Technologies are part of our the modern landscape, their nature is to be put to use, whether for good or for ill, or a mixture of the two.
BACK Forums pattern
BACK Wiki pattern
BACK Realtime pattern
BACK Social Bookmarking pattern
BACK Connectivism pattern
If we want to learn about peeragogy, we need to amass a collection of different cases in which it actually happens.
The ‘unit of analysis’ is social in nature, and the method of analysis is through patterns.
Peeragogy can happen anywhere people come together: in education, the workplace, or communities.
BACK SWATS pattern + analysis
BACK 5PH1NX pattern + analysis
BACK A meeting with the Pro Vice-Chancellor pattern + analysis
BACK SOLE pattern + analysis
BACK Collaborative Explorations pattern + analysis
BACK Peeragogy in action pattern + analysis
BACK Coworking Story pattern + analysis
Ongoing PAR of the Top level summary!
1. Review the intention: what do we expect to learn or make together?
Present some ‘poetic’ peeragogy progress, and ‘a way in’ to everthing we have to offer
2. Establish what is happening: what and how are we learning?
Rough drafts here in Org Mode
Pairing to look at some of these sections on 1st Saturday
3. What are some different perspectives on what’s happening?
Starting with this top-level summary and revising it together could be a good way forward
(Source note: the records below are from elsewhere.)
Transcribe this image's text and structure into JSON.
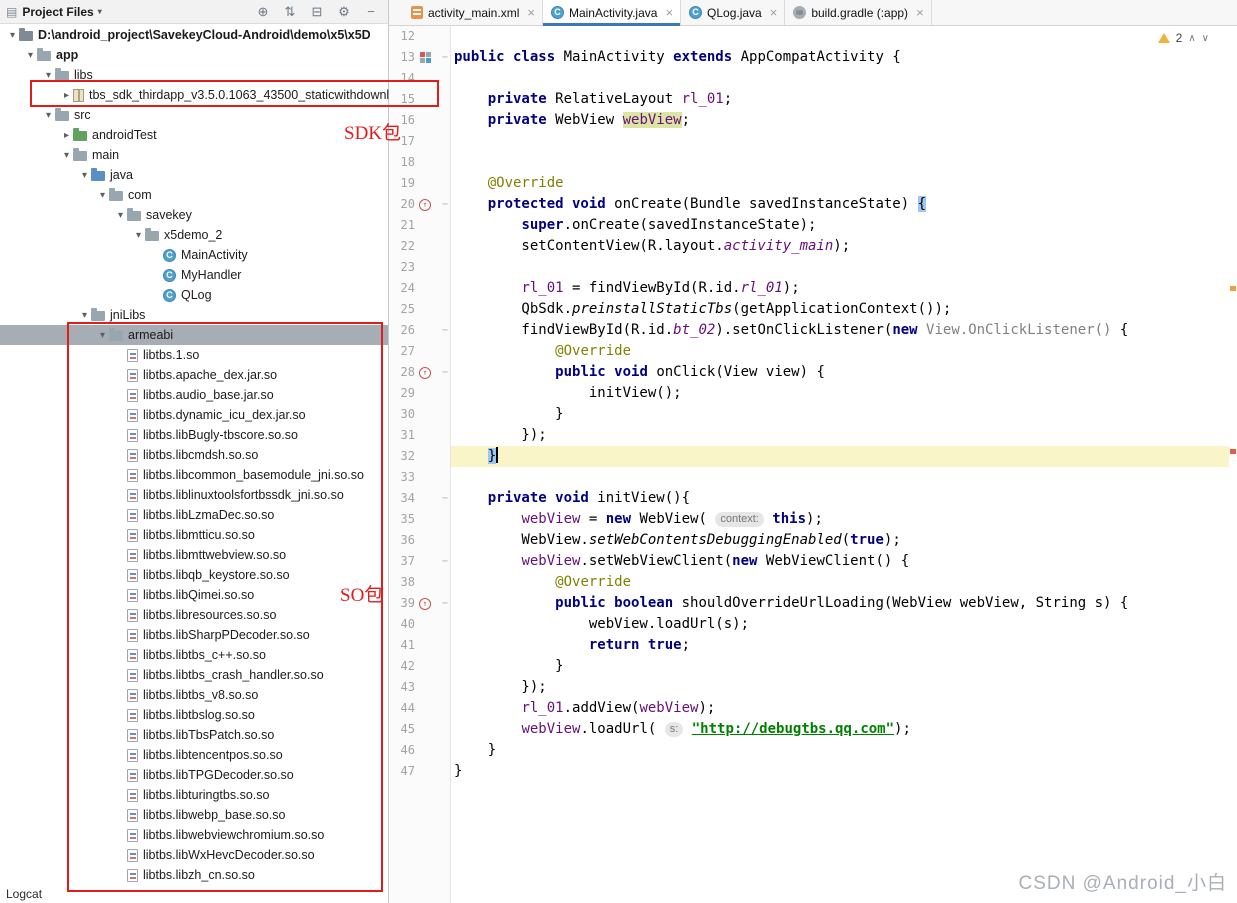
{
  "icons": {
    "panel": "▤",
    "dropdown": "▾",
    "locate": "⊕",
    "sort": "⇅",
    "collapse": "⊟",
    "gear": "⚙",
    "minus": "−",
    "close": "×",
    "chevron_open": "▾",
    "chevron_closed": "▸",
    "fold": "−",
    "override_arrow": "↑",
    "class_letter": "C",
    "nav_up": "∧",
    "nav_down": "∨"
  },
  "project_panel": {
    "header": {
      "title": "Project Files"
    },
    "tree": [
      {
        "label": "D:\\android_project\\SavekeyCloud-Android\\demo\\x5\\x5D",
        "depth": 0,
        "icon": "module",
        "chevron": "open",
        "bold": true
      },
      {
        "label": "app",
        "depth": 1,
        "icon": "folder",
        "chevron": "open",
        "bold": true
      },
      {
        "label": "libs",
        "depth": 2,
        "icon": "folder",
        "chevron": "open"
      },
      {
        "label": "tbs_sdk_thirdapp_v3.5.0.1063_43500_staticwithdownl",
        "depth": 3,
        "icon": "archive",
        "chevron": "closed",
        "overflow": true
      },
      {
        "label": "src",
        "depth": 2,
        "icon": "folder",
        "chevron": "open"
      },
      {
        "label": "androidTest",
        "depth": 3,
        "icon": "folder-test",
        "chevron": "closed"
      },
      {
        "label": "main",
        "depth": 3,
        "icon": "folder",
        "chevron": "open"
      },
      {
        "label": "java",
        "depth": 4,
        "icon": "folder-src",
        "chevron": "open"
      },
      {
        "label": "com",
        "depth": 5,
        "icon": "folder",
        "chevron": "open"
      },
      {
        "label": "savekey",
        "depth": 6,
        "icon": "folder",
        "chevron": "open"
      },
      {
        "label": "x5demo_2",
        "depth": 7,
        "icon": "folder",
        "chevron": "open"
      },
      {
        "label": "MainActivity",
        "depth": 8,
        "icon": "class"
      },
      {
        "label": "MyHandler",
        "depth": 8,
        "icon": "class"
      },
      {
        "label": "QLog",
        "depth": 8,
        "icon": "class"
      },
      {
        "label": "jniLibs",
        "depth": 4,
        "icon": "folder",
        "chevron": "open"
      },
      {
        "label": "armeabi",
        "depth": 5,
        "icon": "folder",
        "chevron": "open",
        "selected": true
      },
      {
        "label": "libtbs.1.so",
        "depth": 6,
        "icon": "so"
      },
      {
        "label": "libtbs.apache_dex.jar.so",
        "depth": 6,
        "icon": "so"
      },
      {
        "label": "libtbs.audio_base.jar.so",
        "depth": 6,
        "icon": "so"
      },
      {
        "label": "libtbs.dynamic_icu_dex.jar.so",
        "depth": 6,
        "icon": "so"
      },
      {
        "label": "libtbs.libBugly-tbscore.so.so",
        "depth": 6,
        "icon": "so"
      },
      {
        "label": "libtbs.libcmdsh.so.so",
        "depth": 6,
        "icon": "so"
      },
      {
        "label": "libtbs.libcommon_basemodule_jni.so.so",
        "depth": 6,
        "icon": "so"
      },
      {
        "label": "libtbs.liblinuxtoolsfortbssdk_jni.so.so",
        "depth": 6,
        "icon": "so"
      },
      {
        "label": "libtbs.libLzmaDec.so.so",
        "depth": 6,
        "icon": "so"
      },
      {
        "label": "libtbs.libmtticu.so.so",
        "depth": 6,
        "icon": "so"
      },
      {
        "label": "libtbs.libmttwebview.so.so",
        "depth": 6,
        "icon": "so"
      },
      {
        "label": "libtbs.libqb_keystore.so.so",
        "depth": 6,
        "icon": "so"
      },
      {
        "label": "libtbs.libQimei.so.so",
        "depth": 6,
        "icon": "so"
      },
      {
        "label": "libtbs.libresources.so.so",
        "depth": 6,
        "icon": "so"
      },
      {
        "label": "libtbs.libSharpPDecoder.so.so",
        "depth": 6,
        "icon": "so"
      },
      {
        "label": "libtbs.libtbs_c++.so.so",
        "depth": 6,
        "icon": "so"
      },
      {
        "label": "libtbs.libtbs_crash_handler.so.so",
        "depth": 6,
        "icon": "so"
      },
      {
        "label": "libtbs.libtbs_v8.so.so",
        "depth": 6,
        "icon": "so"
      },
      {
        "label": "libtbs.libtbslog.so.so",
        "depth": 6,
        "icon": "so"
      },
      {
        "label": "libtbs.libTbsPatch.so.so",
        "depth": 6,
        "icon": "so"
      },
      {
        "label": "libtbs.libtencentpos.so.so",
        "depth": 6,
        "icon": "so"
      },
      {
        "label": "libtbs.libTPGDecoder.so.so",
        "depth": 6,
        "icon": "so"
      },
      {
        "label": "libtbs.libturingtbs.so.so",
        "depth": 6,
        "icon": "so"
      },
      {
        "label": "libtbs.libwebp_base.so.so",
        "depth": 6,
        "icon": "so"
      },
      {
        "label": "libtbs.libwebviewchromium.so.so",
        "depth": 6,
        "icon": "so"
      },
      {
        "label": "libtbs.libWxHevcDecoder.so.so",
        "depth": 6,
        "icon": "so"
      },
      {
        "label": "libtbs.libzh_cn.so.so",
        "depth": 6,
        "icon": "so"
      }
    ],
    "bottom_label": "Logcat"
  },
  "editor": {
    "tabs": [
      {
        "label": "activity_main.xml",
        "icon": "xml",
        "active": false
      },
      {
        "label": "MainActivity.java",
        "icon": "class",
        "active": true
      },
      {
        "label": "QLog.java",
        "icon": "class",
        "active": false
      },
      {
        "label": "build.gradle (:app)",
        "icon": "gradle",
        "active": false
      }
    ],
    "inspection": {
      "count": "2"
    },
    "code": {
      "lines": [
        {
          "n": 12,
          "seg": []
        },
        {
          "n": 13,
          "gicon": "class",
          "fold": true,
          "seg": [
            [
              "k",
              "public class "
            ],
            [
              "p",
              "MainActivity "
            ],
            [
              "k",
              "extends "
            ],
            [
              "p",
              "AppCompatActivity {"
            ]
          ]
        },
        {
          "n": 14,
          "seg": []
        },
        {
          "n": 15,
          "seg": [
            [
              "p",
              "    "
            ],
            [
              "k",
              "private "
            ],
            [
              "p",
              "RelativeLayout "
            ],
            [
              "f",
              "rl_01"
            ],
            [
              "p",
              ";"
            ]
          ]
        },
        {
          "n": 16,
          "seg": [
            [
              "p",
              "    "
            ],
            [
              "k",
              "private "
            ],
            [
              "p",
              "WebView "
            ],
            [
              "fhl",
              "webView"
            ],
            [
              "p",
              ";"
            ]
          ]
        },
        {
          "n": 17,
          "seg": []
        },
        {
          "n": 18,
          "seg": []
        },
        {
          "n": 19,
          "seg": [
            [
              "p",
              "    "
            ],
            [
              "ann",
              "@Override"
            ]
          ]
        },
        {
          "n": 20,
          "gicon": "override",
          "fold": true,
          "seg": [
            [
              "p",
              "    "
            ],
            [
              "k",
              "protected void "
            ],
            [
              "p",
              "onCreate(Bundle savedInstanceState) "
            ],
            [
              "bhl",
              "{"
            ]
          ]
        },
        {
          "n": 21,
          "seg": [
            [
              "p",
              "        "
            ],
            [
              "k",
              "super"
            ],
            [
              "p",
              ".onCreate(savedInstanceState);"
            ]
          ]
        },
        {
          "n": 22,
          "seg": [
            [
              "p",
              "        setContentView(R.layout."
            ],
            [
              "sf",
              "activity_main"
            ],
            [
              "p",
              ");"
            ]
          ]
        },
        {
          "n": 23,
          "seg": []
        },
        {
          "n": 24,
          "seg": [
            [
              "p",
              "        "
            ],
            [
              "f",
              "rl_01"
            ],
            [
              "p",
              " = findViewById(R.id."
            ],
            [
              "sf",
              "rl_01"
            ],
            [
              "p",
              ");"
            ]
          ]
        },
        {
          "n": 25,
          "seg": [
            [
              "p",
              "        QbSdk."
            ],
            [
              "smi",
              "preinstallStaticTbs"
            ],
            [
              "p",
              "(getApplicationContext());"
            ]
          ]
        },
        {
          "n": 26,
          "fold": true,
          "seg": [
            [
              "p",
              "        findViewById(R.id."
            ],
            [
              "sf",
              "bt_02"
            ],
            [
              "p",
              ").setOnClickListener("
            ],
            [
              "k",
              "new "
            ],
            [
              "g",
              "View.OnClickListener() "
            ],
            [
              "p",
              "{"
            ]
          ]
        },
        {
          "n": 27,
          "seg": [
            [
              "p",
              "            "
            ],
            [
              "ann",
              "@Override"
            ]
          ]
        },
        {
          "n": 28,
          "gicon": "override",
          "fold": true,
          "seg": [
            [
              "p",
              "            "
            ],
            [
              "k",
              "public void "
            ],
            [
              "p",
              "onClick(View view) {"
            ]
          ]
        },
        {
          "n": 29,
          "seg": [
            [
              "p",
              "                initView();"
            ]
          ]
        },
        {
          "n": 30,
          "seg": [
            [
              "p",
              "            }"
            ]
          ]
        },
        {
          "n": 31,
          "seg": [
            [
              "p",
              "        });"
            ]
          ]
        },
        {
          "n": 32,
          "current": true,
          "caret": true,
          "seg": [
            [
              "p",
              "    "
            ],
            [
              "bhl",
              "}"
            ]
          ]
        },
        {
          "n": 33,
          "seg": []
        },
        {
          "n": 34,
          "fold": true,
          "seg": [
            [
              "p",
              "    "
            ],
            [
              "k",
              "private void "
            ],
            [
              "p",
              "initView(){"
            ]
          ]
        },
        {
          "n": 35,
          "seg": [
            [
              "p",
              "        "
            ],
            [
              "f",
              "webView"
            ],
            [
              "p",
              " = "
            ],
            [
              "k",
              "new "
            ],
            [
              "p",
              "WebView( "
            ],
            [
              "hint",
              "context:"
            ],
            [
              "p",
              " "
            ],
            [
              "k",
              "this"
            ],
            [
              "p",
              ");"
            ]
          ]
        },
        {
          "n": 36,
          "seg": [
            [
              "p",
              "        WebView."
            ],
            [
              "smi",
              "setWebContentsDebuggingEnabled"
            ],
            [
              "p",
              "("
            ],
            [
              "k",
              "true"
            ],
            [
              "p",
              ");"
            ]
          ]
        },
        {
          "n": 37,
          "fold": true,
          "seg": [
            [
              "p",
              "        "
            ],
            [
              "f",
              "webView"
            ],
            [
              "p",
              ".setWebViewClient("
            ],
            [
              "k",
              "new "
            ],
            [
              "p",
              "WebViewClient() {"
            ]
          ]
        },
        {
          "n": 38,
          "seg": [
            [
              "p",
              "            "
            ],
            [
              "ann",
              "@Override"
            ]
          ]
        },
        {
          "n": 39,
          "gicon": "override",
          "fold": true,
          "seg": [
            [
              "p",
              "            "
            ],
            [
              "k",
              "public boolean "
            ],
            [
              "p",
              "shouldOverrideUrlLoading(WebView webView, String s) {"
            ]
          ]
        },
        {
          "n": 40,
          "seg": [
            [
              "p",
              "                webView.loadUrl(s);"
            ]
          ]
        },
        {
          "n": 41,
          "seg": [
            [
              "p",
              "                "
            ],
            [
              "k",
              "return true"
            ],
            [
              "p",
              ";"
            ]
          ]
        },
        {
          "n": 42,
          "seg": [
            [
              "p",
              "            }"
            ]
          ]
        },
        {
          "n": 43,
          "seg": [
            [
              "p",
              "        });"
            ]
          ]
        },
        {
          "n": 44,
          "seg": [
            [
              "p",
              "        "
            ],
            [
              "f",
              "rl_01"
            ],
            [
              "p",
              ".addView("
            ],
            [
              "f",
              "webView"
            ],
            [
              "p",
              ");"
            ]
          ]
        },
        {
          "n": 45,
          "seg": [
            [
              "p",
              "        "
            ],
            [
              "f",
              "webView"
            ],
            [
              "p",
              ".loadUrl( "
            ],
            [
              "hint",
              "s:"
            ],
            [
              "p",
              " "
            ],
            [
              "str",
              "\"http://debugtbs.qq.com\""
            ],
            [
              "p",
              ");"
            ]
          ]
        },
        {
          "n": 46,
          "seg": [
            [
              "p",
              "    }"
            ]
          ]
        },
        {
          "n": 47,
          "seg": [
            [
              "p",
              "}"
            ]
          ]
        }
      ]
    }
  },
  "annotations": {
    "sdk_box_label": "SDK包",
    "so_box_label": "SO包"
  },
  "watermark": "CSDN @Android_小白",
  "colors": {
    "accent": "#3C77BE",
    "annotation_red": "#E21B1B",
    "selection_gray": "#A6ADB4",
    "current_line": "#FAF5C8",
    "keyword": "#000080",
    "field_purple": "#660E7A",
    "string_green": "#008000",
    "annotation_olive": "#808000"
  }
}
4. What did we learn or change?
Bringing voice into the mix changed the contents for the better